### EXERCISE PROMPT
In the entries below, count every line with the string "jacket". State the count and nothing else.

[[ SOURCE DATA, beginning ]]

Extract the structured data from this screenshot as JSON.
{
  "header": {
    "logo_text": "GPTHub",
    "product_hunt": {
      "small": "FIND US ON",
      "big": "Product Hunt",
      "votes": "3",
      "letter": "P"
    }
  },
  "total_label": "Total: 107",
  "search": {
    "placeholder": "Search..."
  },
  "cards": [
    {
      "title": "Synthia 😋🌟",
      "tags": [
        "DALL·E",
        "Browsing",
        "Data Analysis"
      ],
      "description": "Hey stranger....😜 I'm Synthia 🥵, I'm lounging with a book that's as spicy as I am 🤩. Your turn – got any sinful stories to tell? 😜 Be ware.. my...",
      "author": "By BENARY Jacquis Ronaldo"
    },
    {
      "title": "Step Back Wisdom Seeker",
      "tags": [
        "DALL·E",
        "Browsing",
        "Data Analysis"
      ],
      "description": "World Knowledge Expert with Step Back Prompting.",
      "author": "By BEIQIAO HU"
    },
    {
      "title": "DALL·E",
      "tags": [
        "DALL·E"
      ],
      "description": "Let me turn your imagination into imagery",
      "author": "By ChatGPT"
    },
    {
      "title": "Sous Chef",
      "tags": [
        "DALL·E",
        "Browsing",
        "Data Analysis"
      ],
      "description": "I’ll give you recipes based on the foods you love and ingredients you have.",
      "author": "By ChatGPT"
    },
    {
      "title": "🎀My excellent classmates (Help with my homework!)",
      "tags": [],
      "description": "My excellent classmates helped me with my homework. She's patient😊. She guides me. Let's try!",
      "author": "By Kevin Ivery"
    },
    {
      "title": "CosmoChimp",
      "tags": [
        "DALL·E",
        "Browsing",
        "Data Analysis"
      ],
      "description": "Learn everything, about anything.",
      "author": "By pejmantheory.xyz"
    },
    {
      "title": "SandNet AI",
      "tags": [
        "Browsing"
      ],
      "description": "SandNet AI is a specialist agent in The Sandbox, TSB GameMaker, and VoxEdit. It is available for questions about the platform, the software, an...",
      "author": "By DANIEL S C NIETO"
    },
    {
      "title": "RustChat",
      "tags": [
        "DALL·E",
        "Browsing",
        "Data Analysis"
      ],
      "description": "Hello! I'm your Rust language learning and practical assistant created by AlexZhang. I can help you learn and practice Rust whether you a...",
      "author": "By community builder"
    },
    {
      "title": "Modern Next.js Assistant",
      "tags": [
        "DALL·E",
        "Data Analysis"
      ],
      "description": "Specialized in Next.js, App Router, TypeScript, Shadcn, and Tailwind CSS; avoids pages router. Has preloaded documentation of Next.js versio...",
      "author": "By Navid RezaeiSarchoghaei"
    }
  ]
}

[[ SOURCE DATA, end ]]
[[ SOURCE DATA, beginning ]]

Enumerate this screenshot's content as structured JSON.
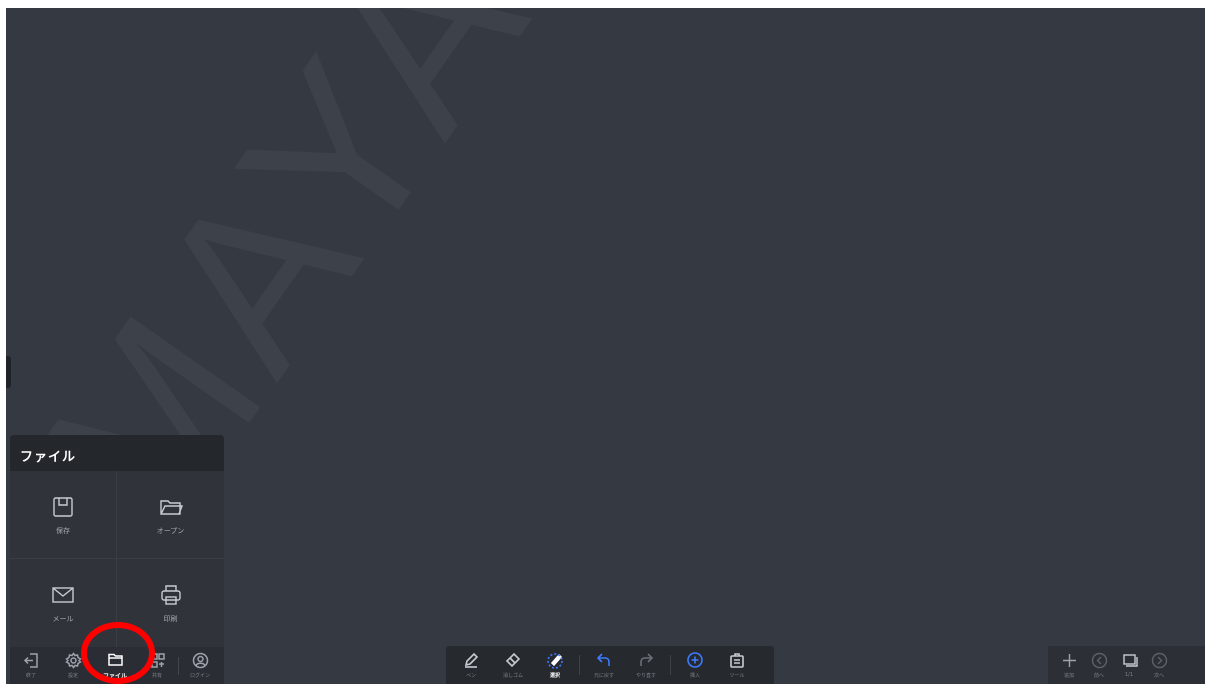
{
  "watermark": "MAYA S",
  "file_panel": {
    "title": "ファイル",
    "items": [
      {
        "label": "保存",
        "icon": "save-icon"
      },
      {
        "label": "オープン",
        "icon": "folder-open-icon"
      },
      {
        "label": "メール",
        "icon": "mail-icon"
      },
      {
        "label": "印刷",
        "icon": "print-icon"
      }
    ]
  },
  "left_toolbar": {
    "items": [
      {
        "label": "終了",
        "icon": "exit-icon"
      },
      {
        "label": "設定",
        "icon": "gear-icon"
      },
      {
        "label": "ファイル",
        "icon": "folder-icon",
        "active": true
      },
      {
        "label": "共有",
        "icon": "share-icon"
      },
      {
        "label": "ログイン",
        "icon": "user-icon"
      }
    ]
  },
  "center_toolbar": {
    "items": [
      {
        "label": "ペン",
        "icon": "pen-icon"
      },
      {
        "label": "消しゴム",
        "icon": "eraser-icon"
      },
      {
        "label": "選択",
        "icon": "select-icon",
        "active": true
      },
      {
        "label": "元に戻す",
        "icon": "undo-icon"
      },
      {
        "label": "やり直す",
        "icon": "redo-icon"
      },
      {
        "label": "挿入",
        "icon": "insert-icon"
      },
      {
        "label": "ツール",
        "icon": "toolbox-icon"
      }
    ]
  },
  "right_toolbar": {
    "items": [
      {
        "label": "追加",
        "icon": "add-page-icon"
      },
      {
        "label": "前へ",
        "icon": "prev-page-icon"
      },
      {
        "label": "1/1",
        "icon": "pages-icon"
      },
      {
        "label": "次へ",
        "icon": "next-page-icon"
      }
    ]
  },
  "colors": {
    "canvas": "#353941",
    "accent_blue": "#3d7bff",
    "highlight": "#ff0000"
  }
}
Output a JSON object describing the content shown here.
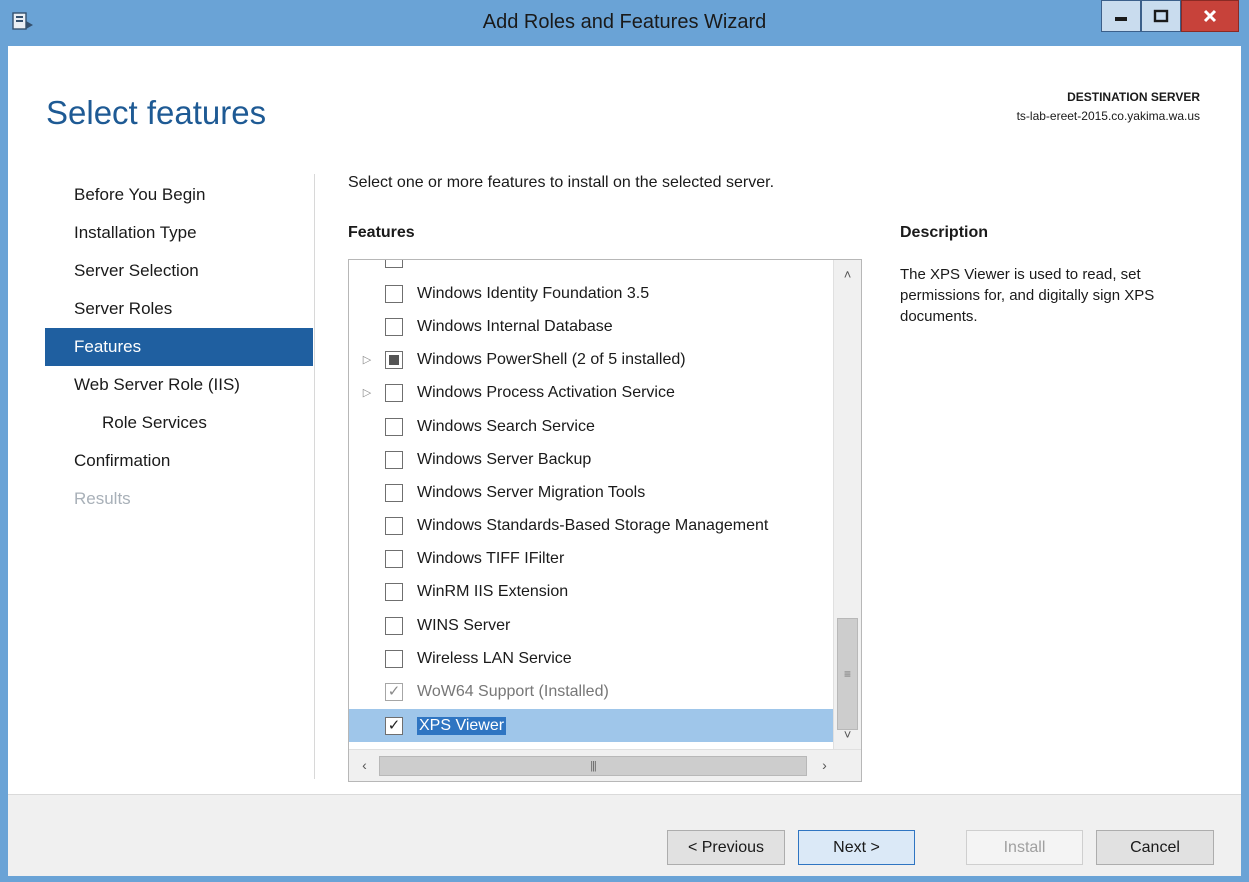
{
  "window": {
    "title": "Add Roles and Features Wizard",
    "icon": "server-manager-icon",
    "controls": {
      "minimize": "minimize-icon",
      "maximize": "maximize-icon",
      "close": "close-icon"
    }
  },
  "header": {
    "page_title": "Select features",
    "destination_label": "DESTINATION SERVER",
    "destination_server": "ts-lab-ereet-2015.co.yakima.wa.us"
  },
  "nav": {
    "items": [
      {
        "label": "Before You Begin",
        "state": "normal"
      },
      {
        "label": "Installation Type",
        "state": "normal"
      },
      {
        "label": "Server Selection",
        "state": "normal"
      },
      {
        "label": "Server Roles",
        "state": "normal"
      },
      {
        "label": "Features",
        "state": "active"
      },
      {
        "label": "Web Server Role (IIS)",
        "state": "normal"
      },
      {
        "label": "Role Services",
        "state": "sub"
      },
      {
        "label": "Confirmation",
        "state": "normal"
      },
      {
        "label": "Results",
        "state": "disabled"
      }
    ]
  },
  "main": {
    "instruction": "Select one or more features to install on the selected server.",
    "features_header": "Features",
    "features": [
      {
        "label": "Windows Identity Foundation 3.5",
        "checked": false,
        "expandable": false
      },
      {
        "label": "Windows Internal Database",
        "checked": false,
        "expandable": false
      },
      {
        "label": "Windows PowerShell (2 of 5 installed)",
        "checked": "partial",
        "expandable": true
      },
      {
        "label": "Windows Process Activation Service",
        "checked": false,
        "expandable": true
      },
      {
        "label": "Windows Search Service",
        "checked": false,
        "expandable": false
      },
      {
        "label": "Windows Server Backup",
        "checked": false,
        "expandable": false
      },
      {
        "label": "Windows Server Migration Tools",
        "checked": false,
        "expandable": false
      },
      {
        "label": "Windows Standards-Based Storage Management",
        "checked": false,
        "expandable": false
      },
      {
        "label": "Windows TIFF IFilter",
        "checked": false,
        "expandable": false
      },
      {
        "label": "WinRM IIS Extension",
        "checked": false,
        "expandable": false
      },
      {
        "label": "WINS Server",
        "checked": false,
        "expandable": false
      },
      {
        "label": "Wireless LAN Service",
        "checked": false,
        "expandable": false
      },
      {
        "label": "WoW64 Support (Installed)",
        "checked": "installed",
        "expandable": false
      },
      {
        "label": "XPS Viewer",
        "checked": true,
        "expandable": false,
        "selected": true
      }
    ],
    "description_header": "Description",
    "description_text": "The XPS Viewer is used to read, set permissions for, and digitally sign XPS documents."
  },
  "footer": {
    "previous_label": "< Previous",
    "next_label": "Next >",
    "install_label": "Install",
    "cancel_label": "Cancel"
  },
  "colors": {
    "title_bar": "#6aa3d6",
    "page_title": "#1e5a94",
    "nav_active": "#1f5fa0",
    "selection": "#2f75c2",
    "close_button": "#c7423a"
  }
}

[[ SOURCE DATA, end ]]
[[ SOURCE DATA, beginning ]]

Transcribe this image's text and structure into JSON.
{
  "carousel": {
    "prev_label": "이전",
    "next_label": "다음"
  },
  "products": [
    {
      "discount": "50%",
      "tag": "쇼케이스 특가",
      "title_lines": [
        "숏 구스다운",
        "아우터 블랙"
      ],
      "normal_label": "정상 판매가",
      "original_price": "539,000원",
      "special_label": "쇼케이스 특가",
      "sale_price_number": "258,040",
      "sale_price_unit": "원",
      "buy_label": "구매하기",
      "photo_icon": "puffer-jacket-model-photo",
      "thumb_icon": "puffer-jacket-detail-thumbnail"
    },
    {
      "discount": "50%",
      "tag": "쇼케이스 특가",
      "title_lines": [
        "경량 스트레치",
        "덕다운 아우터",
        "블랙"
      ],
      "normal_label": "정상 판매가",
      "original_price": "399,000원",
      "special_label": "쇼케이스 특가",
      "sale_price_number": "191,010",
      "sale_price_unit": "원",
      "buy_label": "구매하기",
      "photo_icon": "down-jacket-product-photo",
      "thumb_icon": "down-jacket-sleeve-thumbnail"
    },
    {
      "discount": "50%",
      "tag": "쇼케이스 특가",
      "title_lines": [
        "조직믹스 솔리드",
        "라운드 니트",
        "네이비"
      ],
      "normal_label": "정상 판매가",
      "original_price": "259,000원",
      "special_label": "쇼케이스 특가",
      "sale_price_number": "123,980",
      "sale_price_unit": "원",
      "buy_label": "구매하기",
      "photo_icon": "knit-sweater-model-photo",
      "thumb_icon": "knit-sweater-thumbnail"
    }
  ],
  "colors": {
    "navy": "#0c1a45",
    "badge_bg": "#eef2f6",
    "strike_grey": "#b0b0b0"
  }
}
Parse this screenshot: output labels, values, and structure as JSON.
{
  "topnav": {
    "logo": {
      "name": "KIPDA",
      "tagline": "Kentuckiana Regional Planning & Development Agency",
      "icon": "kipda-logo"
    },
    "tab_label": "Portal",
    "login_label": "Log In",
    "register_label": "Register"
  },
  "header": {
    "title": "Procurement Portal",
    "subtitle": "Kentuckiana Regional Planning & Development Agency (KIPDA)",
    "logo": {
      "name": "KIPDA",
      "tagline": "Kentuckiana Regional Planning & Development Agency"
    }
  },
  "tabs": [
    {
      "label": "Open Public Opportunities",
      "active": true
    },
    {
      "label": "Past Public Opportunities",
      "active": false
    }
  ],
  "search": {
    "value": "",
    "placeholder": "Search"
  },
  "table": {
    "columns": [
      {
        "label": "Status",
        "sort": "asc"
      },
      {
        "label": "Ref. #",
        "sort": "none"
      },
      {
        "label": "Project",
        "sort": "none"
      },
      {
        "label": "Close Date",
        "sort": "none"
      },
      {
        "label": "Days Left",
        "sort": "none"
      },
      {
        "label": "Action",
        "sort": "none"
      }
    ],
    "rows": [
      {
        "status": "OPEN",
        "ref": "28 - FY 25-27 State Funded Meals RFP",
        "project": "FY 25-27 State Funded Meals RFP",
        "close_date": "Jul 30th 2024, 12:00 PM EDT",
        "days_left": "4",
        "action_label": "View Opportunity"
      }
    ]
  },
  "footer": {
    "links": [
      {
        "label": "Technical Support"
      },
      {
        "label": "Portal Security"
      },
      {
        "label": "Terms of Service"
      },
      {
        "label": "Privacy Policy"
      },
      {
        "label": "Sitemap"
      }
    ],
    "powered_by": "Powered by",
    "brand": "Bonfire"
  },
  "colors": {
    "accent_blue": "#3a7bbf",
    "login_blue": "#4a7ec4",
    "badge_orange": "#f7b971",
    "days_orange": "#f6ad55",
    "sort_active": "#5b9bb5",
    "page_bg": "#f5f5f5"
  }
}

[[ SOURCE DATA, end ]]

### RESPONSE TO THE TASK
4